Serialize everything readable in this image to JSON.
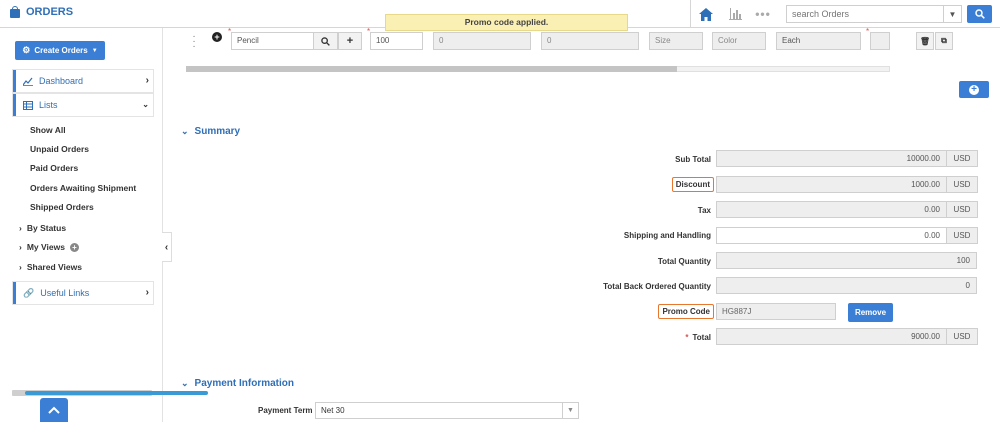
{
  "header": {
    "app_title": "ORDERS",
    "search_placeholder": "search Orders"
  },
  "toast": "Promo code applied.",
  "sidebar": {
    "create_button": "Create Orders",
    "nav": [
      {
        "label": "Dashboard"
      },
      {
        "label": "Lists"
      }
    ],
    "list_items": [
      "Show All",
      "Unpaid Orders",
      "Paid Orders",
      "Orders Awaiting Shipment",
      "Shipped Orders"
    ],
    "groups": [
      "By Status",
      "My Views",
      "Shared Views"
    ],
    "useful_links": "Useful Links"
  },
  "line_item": {
    "product": "Pencil",
    "quantity": "100",
    "price": "0",
    "amount": "0",
    "size_placeholder": "Size",
    "color_placeholder": "Color",
    "unit": "Each"
  },
  "summary": {
    "title": "Summary",
    "sub_total": {
      "label": "Sub Total",
      "value": "10000.00",
      "unit": "USD"
    },
    "discount": {
      "label": "Discount",
      "value": "1000.00",
      "unit": "USD"
    },
    "tax": {
      "label": "Tax",
      "value": "0.00",
      "unit": "USD"
    },
    "shipping": {
      "label": "Shipping and Handling",
      "value": "0.00",
      "unit": "USD"
    },
    "total_quantity": {
      "label": "Total Quantity",
      "value": "100"
    },
    "total_back_ordered": {
      "label": "Total Back Ordered Quantity",
      "value": "0"
    },
    "promo_code": {
      "label": "Promo Code",
      "value": "HG887J",
      "remove_label": "Remove"
    },
    "total": {
      "label": "Total",
      "value": "9000.00",
      "unit": "USD"
    }
  },
  "payment": {
    "title": "Payment Information",
    "term_label": "Payment Term",
    "term_value": "Net 30"
  },
  "colors": {
    "accent": "#3a7fd5",
    "highlight": "#e8762c",
    "toast_bg": "#fbf0b4"
  }
}
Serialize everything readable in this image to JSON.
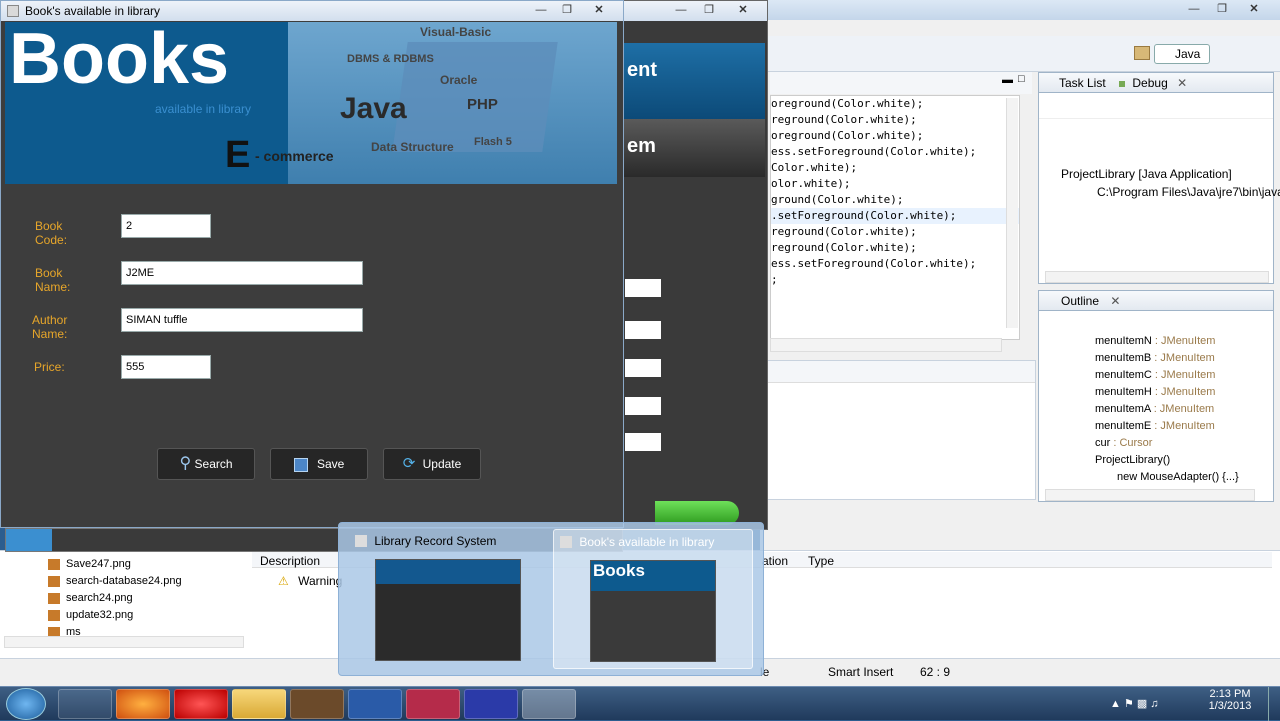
{
  "books_window": {
    "title": "Book's available in library",
    "banner": {
      "brand": "Books",
      "tagline": "available in library",
      "words": [
        "Visual-Basic",
        "DBMS & RDBMS",
        "Oracle",
        "Java",
        "PHP",
        "Flash 5",
        "Data Structure",
        "E",
        "- commerce"
      ]
    },
    "fields": [
      {
        "label": "Book Code:",
        "value": "2"
      },
      {
        "label": "Book Name:",
        "value": "J2ME"
      },
      {
        "label": "Author Name:",
        "value": "SIMAN tuffle"
      },
      {
        "label": "Price:",
        "value": "555"
      }
    ],
    "buttons": {
      "search": "Search",
      "save": "Save",
      "update": "Update"
    }
  },
  "library_window": {
    "banner_fragments": [
      "ent",
      "em"
    ]
  },
  "eclipse": {
    "perspective": "Java",
    "code_lines": [
      "oreground(Color.white);",
      "reground(Color.white);",
      "oreground(Color.white);",
      "ess.setForeground(Color.white);",
      "Color.white);",
      "olor.white);",
      "ground(Color.white);",
      "",
      ".setForeground(Color.white);",
      "reground(Color.white);",
      "reground(Color.white);",
      "ess.setForeground(Color.white);",
      ";"
    ],
    "tasklist_tab": "Task List",
    "debug_tab": "Debug",
    "debug_items": [
      "ProjectLibrary [Java Application]",
      "C:\\Program Files\\Java\\jre7\\bin\\java"
    ],
    "outline_tab": "Outline",
    "outline_items": [
      {
        "name": "menuItemN",
        "type": " : JMenuItem"
      },
      {
        "name": "menuItemB",
        "type": " : JMenuItem"
      },
      {
        "name": "menuItemC",
        "type": " : JMenuItem"
      },
      {
        "name": "menuItemH",
        "type": " : JMenuItem"
      },
      {
        "name": "menuItemA",
        "type": " : JMenuItem"
      },
      {
        "name": "menuItemE",
        "type": " : JMenuItem"
      },
      {
        "name": "cur",
        "type": " : Cursor"
      },
      {
        "name": "ProjectLibrary()",
        "type": ""
      },
      {
        "name": "new MouseAdapter() {...}",
        "type": ""
      }
    ],
    "problems_cols": [
      "Description",
      "ation",
      "Type"
    ],
    "warning": "Warning",
    "files": [
      "Save247.png",
      "search-database24.png",
      "search24.png",
      "update32.png",
      "ms"
    ],
    "status_insert": "Smart Insert",
    "status_pos": "62 : 9",
    "status_frag": "le"
  },
  "thumbnails": [
    {
      "title": "Library Record System"
    },
    {
      "title": "Book's available in library",
      "brand": "Books"
    }
  ],
  "taskbar": {
    "time": "2:13 PM",
    "date": "1/3/2013",
    "apps": [
      "start",
      "internet-explorer",
      "firefox",
      "opera",
      "explorer",
      "java-ee",
      "word",
      "access",
      "app-blue",
      "java"
    ]
  }
}
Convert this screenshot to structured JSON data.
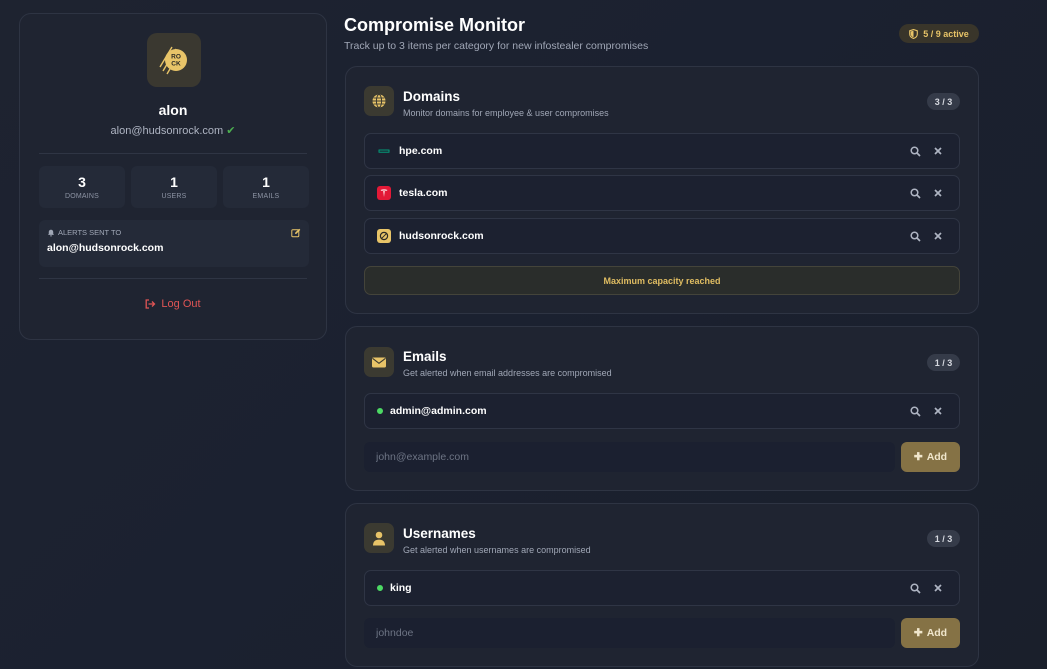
{
  "profile": {
    "name": "alon",
    "email": "alon@hudsonrock.com",
    "verified_icon": "check-icon",
    "logo_text": "ROCK",
    "stats": [
      {
        "value": "3",
        "label": "DOMAINS"
      },
      {
        "value": "1",
        "label": "USERS"
      },
      {
        "value": "1",
        "label": "EMAILS"
      }
    ],
    "alerts_label": "ALERTS SENT TO",
    "alerts_email": "alon@hudsonrock.com",
    "logout_label": "Log Out"
  },
  "header": {
    "title": "Compromise Monitor",
    "subtitle": "Track up to 3 items per category for new infostealer compromises",
    "active_badge": "5 / 9 active"
  },
  "domains": {
    "title": "Domains",
    "description": "Monitor domains for employee & user compromises",
    "count": "3 / 3",
    "items": [
      {
        "label": "hpe.com",
        "icon": "hpe-favicon"
      },
      {
        "label": "tesla.com",
        "icon": "tesla-favicon"
      },
      {
        "label": "hudsonrock.com",
        "icon": "hudsonrock-favicon"
      }
    ],
    "capacity_message": "Maximum capacity reached"
  },
  "emails": {
    "title": "Emails",
    "description": "Get alerted when email addresses are compromised",
    "count": "1 / 3",
    "items": [
      {
        "label": "admin@admin.com"
      }
    ],
    "input_placeholder": "john@example.com",
    "add_label": "Add"
  },
  "usernames": {
    "title": "Usernames",
    "description": "Get alerted when usernames are compromised",
    "count": "1 / 3",
    "items": [
      {
        "label": "king"
      }
    ],
    "input_placeholder": "johndoe",
    "add_label": "Add"
  },
  "colors": {
    "accent": "#e8c468",
    "danger": "#e05555",
    "success": "#4cd964",
    "background": "#1b2130",
    "card": "#1f2431"
  }
}
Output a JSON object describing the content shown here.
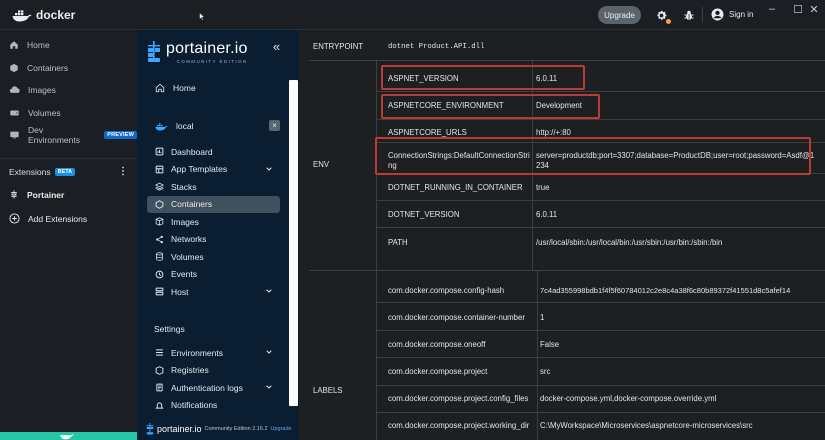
{
  "titlebar": {
    "app_name": "docker",
    "upgrade_label": "Upgrade",
    "signin_label": "Sign in",
    "window_controls": [
      "–",
      "☐",
      "✕"
    ]
  },
  "docker_sidebar": {
    "items": [
      {
        "label": "Home",
        "icon": "home-icon"
      },
      {
        "label": "Containers",
        "icon": "containers-icon"
      },
      {
        "label": "Images",
        "icon": "images-icon"
      },
      {
        "label": "Volumes",
        "icon": "volumes-icon"
      },
      {
        "label": "Dev Environments",
        "icon": "dev-environments-icon",
        "badge": "PREVIEW"
      }
    ],
    "extensions": {
      "label": "Extensions",
      "badge": "BETA",
      "items": [
        {
          "label": "Portainer",
          "icon": "portainer-icon"
        },
        {
          "label": "Add Extensions",
          "icon": "plus-circle-icon"
        }
      ]
    }
  },
  "portainer_sidebar": {
    "logo_name": "portainer.io",
    "logo_sub": "COMMUNITY EDITION",
    "home_label": "Home",
    "environment": "local",
    "env_items": [
      {
        "label": "Dashboard",
        "icon": "dashboard-icon"
      },
      {
        "label": "App Templates",
        "icon": "app-templates-icon",
        "expandable": true
      },
      {
        "label": "Stacks",
        "icon": "stacks-icon"
      },
      {
        "label": "Containers",
        "icon": "containers-icon",
        "active": true
      },
      {
        "label": "Images",
        "icon": "images-icon"
      },
      {
        "label": "Networks",
        "icon": "networks-icon"
      },
      {
        "label": "Volumes",
        "icon": "volumes-icon"
      },
      {
        "label": "Events",
        "icon": "events-icon"
      },
      {
        "label": "Host",
        "icon": "host-icon",
        "expandable": true
      }
    ],
    "settings_label": "Settings",
    "settings_items": [
      {
        "label": "Environments",
        "icon": "environments-icon",
        "expandable": true
      },
      {
        "label": "Registries",
        "icon": "registries-icon"
      },
      {
        "label": "Authentication logs",
        "icon": "auth-logs-icon",
        "expandable": true
      },
      {
        "label": "Notifications",
        "icon": "notifications-icon"
      }
    ],
    "footer": {
      "name": "portainer.io",
      "edition": "Community Edition 2.16.2",
      "upgrade": "Upgrade"
    }
  },
  "details": {
    "entrypoint_label": "ENTRYPOINT",
    "entrypoint_value": "dotnet Product.API.dll",
    "env_label": "ENV",
    "env": [
      {
        "key": "ASPNET_VERSION",
        "value": "6.0.11",
        "highlighted": true
      },
      {
        "key": "ASPNETCORE_ENVIRONMENT",
        "value": "Development",
        "highlighted": true
      },
      {
        "key": "ASPNETCORE_URLS",
        "value": "http://+:80"
      },
      {
        "key": "ConnectionStrings:DefaultConnectionString",
        "key_wrap": [
          "ConnectionStrings:DefaultConnectionStri",
          "ng"
        ],
        "value_wrap": [
          "server=productdb;port=3307;database=ProductDB;user=root;password=Asdf@1",
          "234"
        ],
        "highlighted": true
      },
      {
        "key": "DOTNET_RUNNING_IN_CONTAINER",
        "value": "true"
      },
      {
        "key": "DOTNET_VERSION",
        "value": "6.0.11"
      },
      {
        "key": "PATH",
        "value": "/usr/local/sbin:/usr/local/bin:/usr/sbin:/usr/bin:/sbin:/bin"
      }
    ],
    "labels_label": "LABELS",
    "labels": [
      {
        "key": "com.docker.compose.config-hash",
        "value": "7c4ad355998bdb1f4f5f60784012c2e8c4a38f6c80b89372f41551d8c5afef14"
      },
      {
        "key": "com.docker.compose.container-number",
        "value": "1"
      },
      {
        "key": "com.docker.compose.oneoff",
        "value": "False"
      },
      {
        "key": "com.docker.compose.project",
        "value": "src"
      },
      {
        "key": "com.docker.compose.project.config_files",
        "value": "docker-compose.yml,docker-compose.override.yml"
      },
      {
        "key": "com.docker.compose.project.working_dir",
        "value": "C:\\MyWorkspace\\Microservices\\aspnetcore-microservices\\src"
      }
    ]
  },
  "colors": {
    "highlight": "#b83a3a",
    "portainer_bg": "#0b1d31",
    "docker_accent": "#27c6a6"
  }
}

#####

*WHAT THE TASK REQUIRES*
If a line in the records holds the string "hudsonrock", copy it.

*OUTPUT OF THE TASK*
    "email": "alon@hudsonrock.com",
    "alerts_email": "alon@hudsonrock.com",
        "label": "hudsonrock.com",
        "icon": "hudsonrock-favicon"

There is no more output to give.